Heminothrus oromii is an endemic species of the Azores (Portugal), being described from a few locations in Terceira and S. Miguel islands. From the species' description, it potentially has a very small Extent of Occurrence (197 km2 ) and Area of Occupancy (16 km2 ), but these are are likely underestimates, as this species probably has a wider distribution through the soil component of the islands. It can be assumed that this species is affected by human activities and invasive plant species that alter the natural structure and composition of the soil. Future climatic changes and increased risk of droughts will also affect this species. The present situation of this species needs to be further assessed and further research is needed into its population, distribution, threats, ecology and life history; while conservation of natural habitats and invasive species control could potentially aid this species' conservation. Based upon the incomplete knowledge regarding this species' population, distribution, threats and ecology, it is not possible to accurately estimate the extinction risk of the species and it could theoretically fall into any category. Therefore, this species is assessed as Data Deficient (DD).

Geographic Range:
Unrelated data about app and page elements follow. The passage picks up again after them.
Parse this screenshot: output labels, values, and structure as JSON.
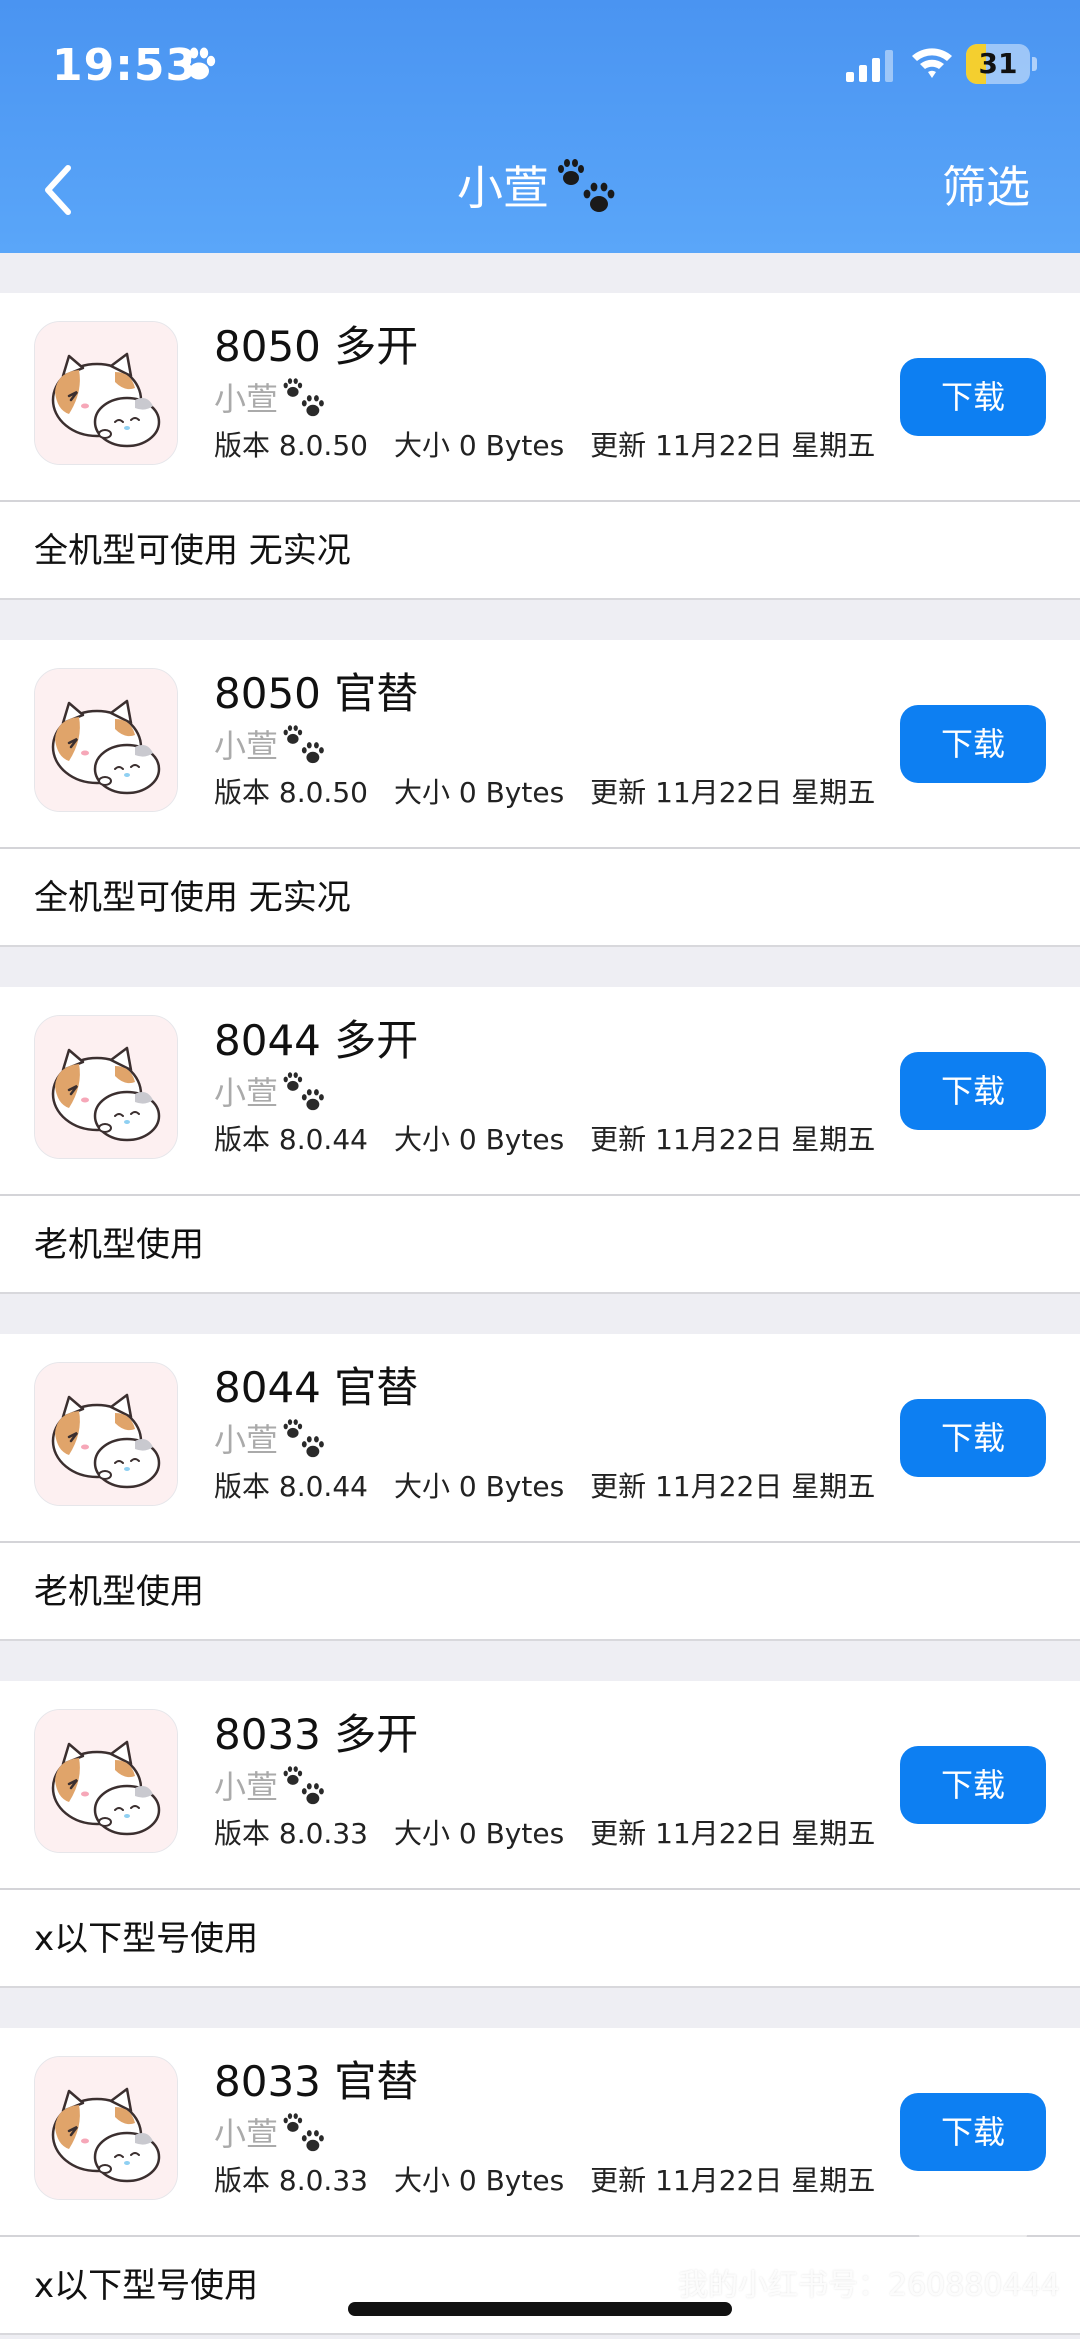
{
  "status_bar": {
    "time": "19:53",
    "battery_level": "31",
    "battery_fraction": 0.31
  },
  "nav": {
    "title": "小萱",
    "filter_label": "筛选"
  },
  "items": [
    {
      "name": "8050 多开",
      "developer": "小萱",
      "version": "版本 8.0.50",
      "size": "大小 0 Bytes",
      "updated": "更新 11月22日 星期五",
      "download_label": "下载",
      "note": "全机型可使用 无实况"
    },
    {
      "name": "8050 官替",
      "developer": "小萱",
      "version": "版本 8.0.50",
      "size": "大小 0 Bytes",
      "updated": "更新 11月22日 星期五",
      "download_label": "下载",
      "note": "全机型可使用 无实况"
    },
    {
      "name": "8044 多开",
      "developer": "小萱",
      "version": "版本 8.0.44",
      "size": "大小 0 Bytes",
      "updated": "更新 11月22日 星期五",
      "download_label": "下载",
      "note": "老机型使用"
    },
    {
      "name": "8044 官替",
      "developer": "小萱",
      "version": "版本 8.0.44",
      "size": "大小 0 Bytes",
      "updated": "更新 11月22日 星期五",
      "download_label": "下载",
      "note": "老机型使用"
    },
    {
      "name": "8033 多开",
      "developer": "小萱",
      "version": "版本 8.0.33",
      "size": "大小 0 Bytes",
      "updated": "更新 11月22日 星期五",
      "download_label": "下载",
      "note": "x以下型号使用"
    },
    {
      "name": "8033 官替",
      "developer": "小萱",
      "version": "版本 8.0.33",
      "size": "大小 0 Bytes",
      "updated": "更新 11月22日 星期五",
      "download_label": "下载",
      "note": "x以下型号使用"
    }
  ],
  "watermark": {
    "text": "我的小红书号：260880444"
  },
  "colors": {
    "header": "#4a94f1",
    "download_button": "#0d7ff2",
    "battery": "#f4cf2f"
  }
}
Heminothrus oromii is an Azorean endemic oribatid mite species known from Terceira and S. Miguel islands (Azores, Portugal) (Borges et al. 2010), being described from two sites in the Nature Reserve of Caldeira Sta. Bárbara e Mistérios Negros in Terceira, and from the Natural Forest Reserve of Pico da Vara (Tronqueira) in S. Miguel. From the species' description, the Extent of Occurrence (EOO) would be ca. 197 km² and the Area of Occupancy (AOO) would be 16 km².

Portugal - Azores
Extent of Occurrence (EOO):
197 (km2)
Area of Occupancy (AOO):
16 (km2)
Elevation Lower Limit:
Elevation Upper Limit:
Biogeographic Realms:
Endemic Azores


No current population size estimates exist for this species. As an oribatid mite, this species is possibly common and widespread in the soil habitat. Current Population Trend: Unknown.

Habitat and Ecology

The ecology and traits of this species are unknown. Oribatid mites are associated with organic matter in most terrestrial ecosystems, being found throughout the soil profile, in surface litter, on grasses, shrubs or in the bark and leaves of trees, among other habitats. Oribatida are also one of the most numerically dominant arthropod groups in the organic horizons of most soils (Behan-Pelletier 1999). Heminothrus oromii has been collected from native heathland and forest, but also from Calluna vulgaris and Cryptomeria japonica. Systems: Terrestrial.

Major Threat(s):

A lack of information regarding the present range of this species precludes an assessment of potential threats. Nevertheless, it can be assumed that this species will be affected by future habitat declines as a consequence of climate change (Ferreira et al., 2016) and increased droughts. Other factors that affect habitat quality like land use changes, pesticides and nutrient loads or invasive plants might also affect this species. The forest in Tronqueira is being degraded by the spread of invasive plants (Hedychium gardnerianum and Clethra arborea), which are changing the habitat and soil structure. 

Conservation Actions

The species is not protected by regional law, but part of its habitat is in regionally protected areas (Natural Parks of Terceira and S. Miguel). Invasive plants and land-use changes are likely one of the main current and future threats, and conservation of native habitats and invasive species control could potentially aid this species' conservation. The São Miguel Natural Park administration is currently starting control measures of the invasive plants. A LIFE PRIOLO project started with a restoration of degraded habitats increasing the area of pristine forest. A habitat management plan is needed and one is anticipated to be developed during the coming years. Further research is needed into its population, distribution, threats, ecology and life history; and it is necessary to develop a monitoring plan for the invertebrate community in order to contribute to the conservation of this species.